Subject: Re: Disney vs. LA Times
On 11/7/2017 12:23 PM, RichA wrote:
> On Tuesday, November 7, 2017 at 9:19:21 AM UTC-5, Obveeus wrote:
>> To sum it up:
>> The Los Angeles Times wrote a story about Anaheim not benefiting from
>> the tax credits given to Disney's Park system.
>> Disney has retaliated by denying Los Angeles Times reporters access to
>> advance screenings of Disney films like THOR RAGNAROK.
>> In counter-retaliation, the National Society of Film Critics, the Los
>> Angeles Film Critics Association, The New York Film Critics Circle, and
>> the Boston Society of Film Critics have banned all Disney films from
>> their award eligibility.
>> The writer of this article claims that banning a Los Angeles film critic
>> from advanced screenings of the film is a violation of the First
>> Amendment. You'd think that journalists would have at least some
>> understanding of what the First Amendment is about...and as a hint, it
>> isn't about a journalist's 'right' to see movies before the rest of the
>> public can see them.
> Many of these mega-corporations do not benefit communities by being there. Their jobs often come
at HUGE cost, often outstripping the value of the job itself and their tax-concessions (granted by
desperate towns/cities) mean they are operating as corporate welfare-babies in whatever city they
settle in. Politicians bent on pretending they are "creating lots of jobs" are to blame for this.

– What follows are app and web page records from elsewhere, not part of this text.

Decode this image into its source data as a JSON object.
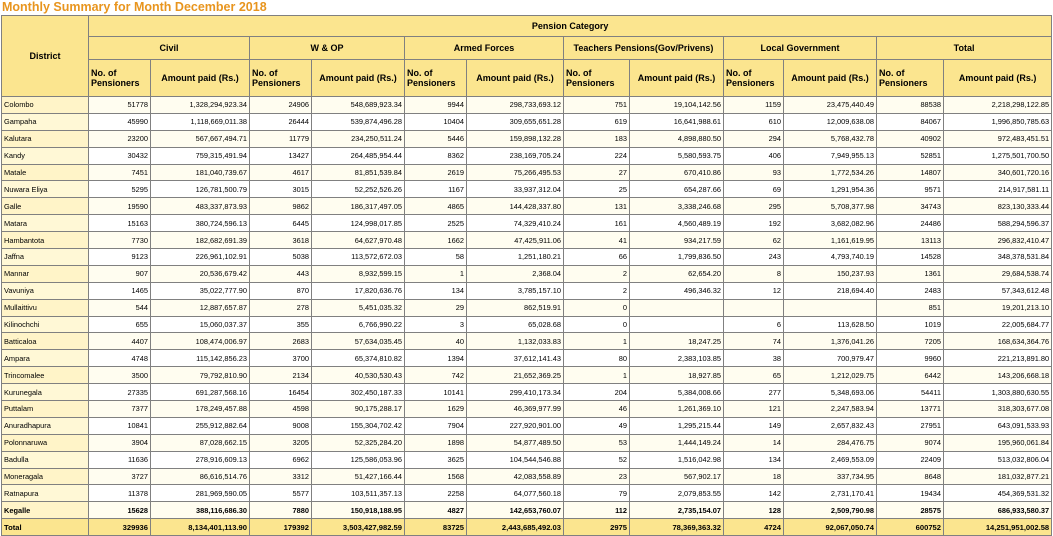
{
  "title": "Monthly Summary for Month December 2018",
  "header": {
    "district": "District",
    "category": "Pension Category",
    "groups": [
      "Civil",
      "W & OP",
      "Armed Forces",
      "Teachers Pensions(Gov/Privens)",
      "Local Government",
      "Total"
    ],
    "no_label": "No. of Pensioners",
    "amt_label": "Amount paid (Rs.)"
  },
  "rows": [
    [
      "Colombo",
      "51778",
      "1,328,294,923.34",
      "24906",
      "548,689,923.34",
      "9944",
      "298,733,693.12",
      "751",
      "19,104,142.56",
      "1159",
      "23,475,440.49",
      "88538",
      "2,218,298,122.85"
    ],
    [
      "Gampaha",
      "45990",
      "1,118,669,011.38",
      "26444",
      "539,874,496.28",
      "10404",
      "309,655,651.28",
      "619",
      "16,641,988.61",
      "610",
      "12,009,638.08",
      "84067",
      "1,996,850,785.63"
    ],
    [
      "Kalutara",
      "23200",
      "567,667,494.71",
      "11779",
      "234,250,511.24",
      "5446",
      "159,898,132.28",
      "183",
      "4,898,880.50",
      "294",
      "5,768,432.78",
      "40902",
      "972,483,451.51"
    ],
    [
      "Kandy",
      "30432",
      "759,315,491.94",
      "13427",
      "264,485,954.44",
      "8362",
      "238,169,705.24",
      "224",
      "5,580,593.75",
      "406",
      "7,949,955.13",
      "52851",
      "1,275,501,700.50"
    ],
    [
      "Matale",
      "7451",
      "181,040,739.67",
      "4617",
      "81,851,539.84",
      "2619",
      "75,266,495.53",
      "27",
      "670,410.86",
      "93",
      "1,772,534.26",
      "14807",
      "340,601,720.16"
    ],
    [
      "Nuwara Eliya",
      "5295",
      "126,781,500.79",
      "3015",
      "52,252,526.26",
      "1167",
      "33,937,312.04",
      "25",
      "654,287.66",
      "69",
      "1,291,954.36",
      "9571",
      "214,917,581.11"
    ],
    [
      "Galle",
      "19590",
      "483,337,873.93",
      "9862",
      "186,317,497.05",
      "4865",
      "144,428,337.80",
      "131",
      "3,338,246.68",
      "295",
      "5,708,377.98",
      "34743",
      "823,130,333.44"
    ],
    [
      "Matara",
      "15163",
      "380,724,596.13",
      "6445",
      "124,998,017.85",
      "2525",
      "74,329,410.24",
      "161",
      "4,560,489.19",
      "192",
      "3,682,082.96",
      "24486",
      "588,294,596.37"
    ],
    [
      "Hambantota",
      "7730",
      "182,682,691.39",
      "3618",
      "64,627,970.48",
      "1662",
      "47,425,911.06",
      "41",
      "934,217.59",
      "62",
      "1,161,619.95",
      "13113",
      "296,832,410.47"
    ],
    [
      "Jaffna",
      "9123",
      "226,961,102.91",
      "5038",
      "113,572,672.03",
      "58",
      "1,251,180.21",
      "66",
      "1,799,836.50",
      "243",
      "4,793,740.19",
      "14528",
      "348,378,531.84"
    ],
    [
      "Mannar",
      "907",
      "20,536,679.42",
      "443",
      "8,932,599.15",
      "1",
      "2,368.04",
      "2",
      "62,654.20",
      "8",
      "150,237.93",
      "1361",
      "29,684,538.74"
    ],
    [
      "Vavuniya",
      "1465",
      "35,022,777.90",
      "870",
      "17,820,636.76",
      "134",
      "3,785,157.10",
      "2",
      "496,346.32",
      "12",
      "218,694.40",
      "2483",
      "57,343,612.48"
    ],
    [
      "Mullaittivu",
      "544",
      "12,887,657.87",
      "278",
      "5,451,035.32",
      "29",
      "862,519.91",
      "0",
      "",
      "",
      "",
      "851",
      "19,201,213.10"
    ],
    [
      "Kilinochchi",
      "655",
      "15,060,037.37",
      "355",
      "6,766,990.22",
      "3",
      "65,028.68",
      "0",
      "",
      "6",
      "113,628.50",
      "1019",
      "22,005,684.77"
    ],
    [
      "Batticaloa",
      "4407",
      "108,474,006.97",
      "2683",
      "57,634,035.45",
      "40",
      "1,132,033.83",
      "1",
      "18,247.25",
      "74",
      "1,376,041.26",
      "7205",
      "168,634,364.76"
    ],
    [
      "Ampara",
      "4748",
      "115,142,856.23",
      "3700",
      "65,374,810.82",
      "1394",
      "37,612,141.43",
      "80",
      "2,383,103.85",
      "38",
      "700,979.47",
      "9960",
      "221,213,891.80"
    ],
    [
      "Trincomalee",
      "3500",
      "79,792,810.90",
      "2134",
      "40,530,530.43",
      "742",
      "21,652,369.25",
      "1",
      "18,927.85",
      "65",
      "1,212,029.75",
      "6442",
      "143,206,668.18"
    ],
    [
      "Kurunegala",
      "27335",
      "691,287,568.16",
      "16454",
      "302,450,187.33",
      "10141",
      "299,410,173.34",
      "204",
      "5,384,008.66",
      "277",
      "5,348,693.06",
      "54411",
      "1,303,880,630.55"
    ],
    [
      "Puttalam",
      "7377",
      "178,249,457.88",
      "4598",
      "90,175,288.17",
      "1629",
      "46,369,977.99",
      "46",
      "1,261,369.10",
      "121",
      "2,247,583.94",
      "13771",
      "318,303,677.08"
    ],
    [
      "Anuradhapura",
      "10841",
      "255,912,882.64",
      "9008",
      "155,304,702.42",
      "7904",
      "227,920,901.00",
      "49",
      "1,295,215.44",
      "149",
      "2,657,832.43",
      "27951",
      "643,091,533.93"
    ],
    [
      "Polonnaruwa",
      "3904",
      "87,028,662.15",
      "3205",
      "52,325,284.20",
      "1898",
      "54,877,489.50",
      "53",
      "1,444,149.24",
      "14",
      "284,476.75",
      "9074",
      "195,960,061.84"
    ],
    [
      "Badulla",
      "11636",
      "278,916,609.13",
      "6962",
      "125,586,053.96",
      "3625",
      "104,544,546.88",
      "52",
      "1,516,042.98",
      "134",
      "2,469,553.09",
      "22409",
      "513,032,806.04"
    ],
    [
      "Moneragala",
      "3727",
      "86,616,514.76",
      "3312",
      "51,427,166.44",
      "1568",
      "42,083,558.89",
      "23",
      "567,902.17",
      "18",
      "337,734.95",
      "8648",
      "181,032,877.21"
    ],
    [
      "Ratnapura",
      "11378",
      "281,969,590.05",
      "5577",
      "103,511,357.13",
      "2258",
      "64,077,560.18",
      "79",
      "2,079,853.55",
      "142",
      "2,731,170.41",
      "19434",
      "454,369,531.32"
    ],
    [
      "Kegalle",
      "15628",
      "388,116,686.30",
      "7880",
      "150,918,188.95",
      "4827",
      "142,653,760.07",
      "112",
      "2,735,154.07",
      "128",
      "2,509,790.98",
      "28575",
      "686,933,580.37"
    ]
  ],
  "total": [
    "Total",
    "329936",
    "8,134,401,113.90",
    "179392",
    "3,503,427,982.59",
    "83725",
    "2,443,685,492.03",
    "2975",
    "78,369,363.32",
    "4724",
    "92,067,050.74",
    "600752",
    "14,251,951,002.58"
  ]
}
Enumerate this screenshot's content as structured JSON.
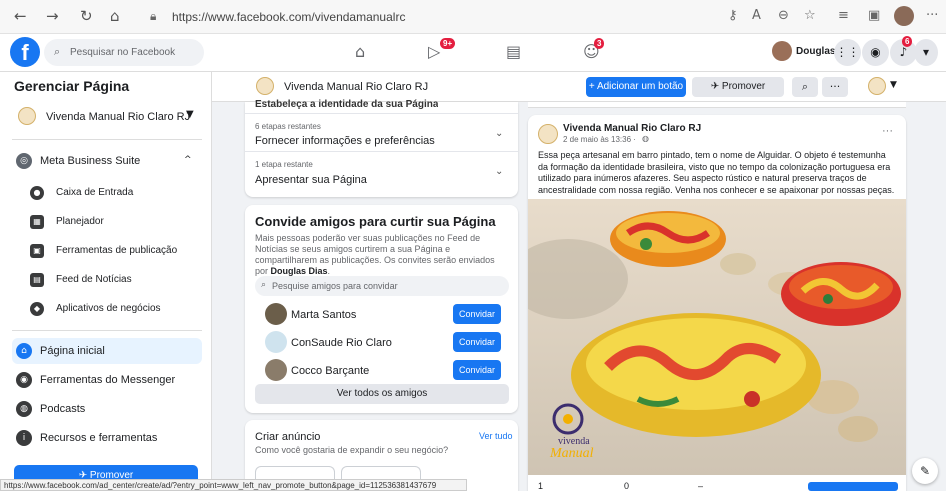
{
  "browser": {
    "url": "https://www.facebook.com/vivendamanualrc",
    "status_url": "https://www.facebook.com/ad_center/create/ad/?entry_point=www_left_nav_promote_button&page_id=112536381437679"
  },
  "header": {
    "search_placeholder": "Pesquisar no Facebook",
    "notif_badge_watch": "9+",
    "notif_badge_groups": "3",
    "notif_badge_bell": "6",
    "user_name": "Douglas"
  },
  "sidebar": {
    "title": "Gerenciar Página",
    "page_name": "Vivenda Manual Rio Claro RJ",
    "business_suite": "Meta Business Suite",
    "sub_items": [
      {
        "label": "Caixa de Entrada",
        "icon": "inbox-icon"
      },
      {
        "label": "Planejador",
        "icon": "calendar-icon"
      },
      {
        "label": "Ferramentas de publicação",
        "icon": "publishing-tools-icon"
      },
      {
        "label": "Feed de Notícias",
        "icon": "news-feed-icon"
      },
      {
        "label": "Aplicativos de negócios",
        "icon": "business-apps-icon"
      }
    ],
    "items": [
      {
        "label": "Página inicial",
        "icon": "home-icon"
      },
      {
        "label": "Ferramentas do Messenger",
        "icon": "messenger-icon"
      },
      {
        "label": "Podcasts",
        "icon": "podcast-icon"
      },
      {
        "label": "Recursos e ferramentas",
        "icon": "info-icon"
      }
    ],
    "promote_label": "Promover"
  },
  "page_strip": {
    "page_name": "Vivenda Manual Rio Claro RJ",
    "add_button": "+ Adicionar um botão",
    "promote": "Promover",
    "more": "···"
  },
  "setup": {
    "cut_text": "Estabeleça a identidade da sua Página",
    "step1_meta": "6 etapas restantes",
    "step1_title": "Fornecer informações e preferências",
    "step2_meta": "1 etapa restante",
    "step2_title": "Apresentar sua Página"
  },
  "invite": {
    "title": "Convide amigos para curtir sua Página",
    "desc_prefix": "Mais pessoas poderão ver suas publicações no Feed de Notícias se seus amigos curtirem a sua Página e compartilharem as publicações. Os convites serão enviados por ",
    "desc_name": "Douglas Dias",
    "desc_suffix": ".",
    "search_placeholder": "Pesquise amigos para convidar",
    "invite_label": "Convidar",
    "friends": [
      {
        "name": "Marta Santos"
      },
      {
        "name": "ConSaude Rio Claro"
      },
      {
        "name": "Cocco Barçante"
      }
    ],
    "see_all": "Ver todos os amigos"
  },
  "ad": {
    "title": "Criar anúncio",
    "see_all": "Ver tudo",
    "subtitle": "Como você gostaria de expandir o seu negócio?"
  },
  "post": {
    "author": "Vivenda Manual Rio Claro RJ",
    "time": "2 de maio às 13:36 · ",
    "more": "···",
    "text": "Essa peça artesanal em barro pintado, tem o nome de Alguidar. O objeto é testemunha da formação da identidade brasileira, visto que no tempo da colonização portuguesa era utilizado para inúmeros afazeres. Seu aspecto rústico e natural preserva traços de ancestralidade com nossa região. Venha nos conhecer e se apaixonar por nossas peças.",
    "watermark_line1": "vivenda",
    "watermark_line2": "Manual",
    "footer_left": "1",
    "footer_mid": "0",
    "footer_dash": "–"
  },
  "colors": {
    "accent": "#1877f2",
    "badge": "#e41e3f",
    "bg": "#f0f2f5"
  }
}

I can somewhat understand why politicians use tax
credits/breaks/incentives to lure companies into their district, but I'm
not sure I understand the incentive to make those tax situations ongoing
in perpetuity. In this case specifically, what is Disney going to do
exactly? Are they going to pick up their park and move it to a new city
if the tax breaks are phased out? It seems to me that Disneyland is
even less mobile than NFL teams.